◆ Your instructions ◆
Give the count of lines in the records below that contain "JSON", and say nothing more.

Data section Start Marker

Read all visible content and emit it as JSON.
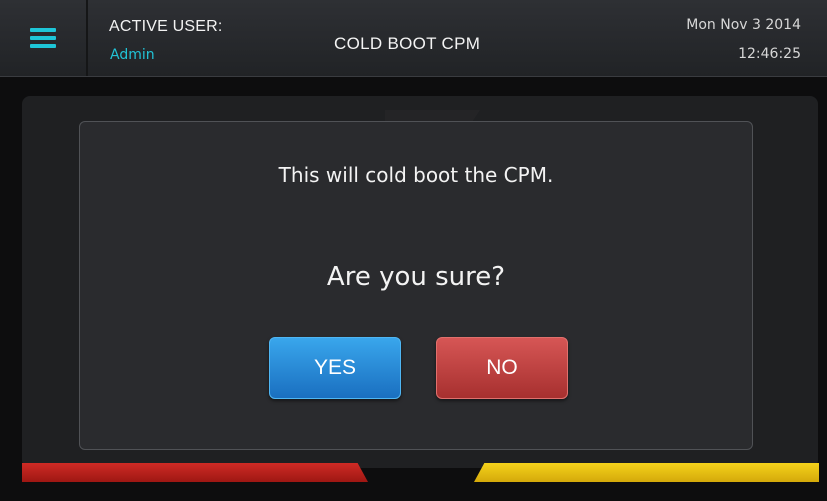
{
  "header": {
    "menu_icon": "hamburger-menu-icon",
    "user_label": "ACTIVE USER:",
    "user_name": "Admin",
    "title": "COLD BOOT CPM",
    "date": "Mon Nov 3 2014",
    "time": "12:46:25"
  },
  "dialog": {
    "message": "This will cold boot the CPM.",
    "question": "Are you sure?",
    "yes_label": "YES",
    "no_label": "NO"
  },
  "colors": {
    "accent_cyan": "#1ec6d8",
    "yes_blue": "#2a8cd8",
    "no_red": "#c44443",
    "strip_red": "#b81f1a",
    "strip_yellow": "#eac215"
  }
}
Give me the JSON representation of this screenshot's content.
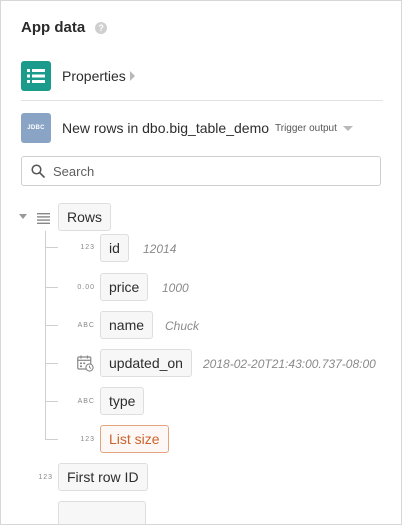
{
  "header": {
    "title": "App data",
    "help_icon": "help-circle-icon"
  },
  "properties": {
    "label": "Properties",
    "icon": "list-table-icon",
    "icon_color": "#1a9b8c"
  },
  "trigger": {
    "icon_text": "JDBC",
    "icon_color": "#8aa4c6",
    "label": "New rows in dbo.big_table_demo",
    "tag": "Trigger output"
  },
  "search": {
    "placeholder": "Search",
    "value": ""
  },
  "tree": {
    "root": {
      "label": "Rows"
    },
    "fields": [
      {
        "type": "123",
        "name": "id",
        "sample": "12014"
      },
      {
        "type": "0.00",
        "name": "price",
        "sample": "1000"
      },
      {
        "type": "ABC",
        "name": "name",
        "sample": "Chuck"
      },
      {
        "type": "calendar-icon",
        "name": "updated_on",
        "sample": "2018-02-20T21:43:00.737-08:00"
      },
      {
        "type": "ABC",
        "name": "type",
        "sample": ""
      },
      {
        "type": "123",
        "name": "List size",
        "sample": ""
      }
    ],
    "after": [
      {
        "type": "123",
        "name": "First row ID"
      }
    ]
  },
  "colors": {
    "highlight": "#c9632d",
    "accent": "#1a9b8c"
  }
}
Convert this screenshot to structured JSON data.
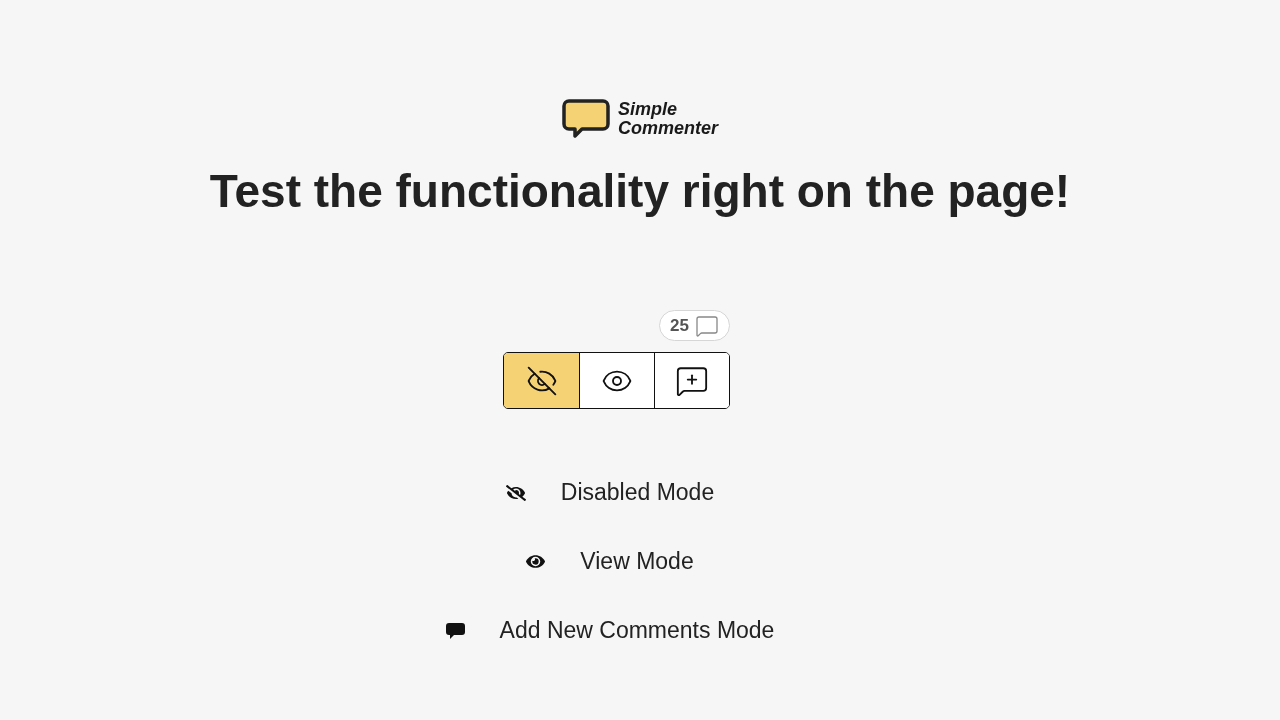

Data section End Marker

◆ Result below ◆
3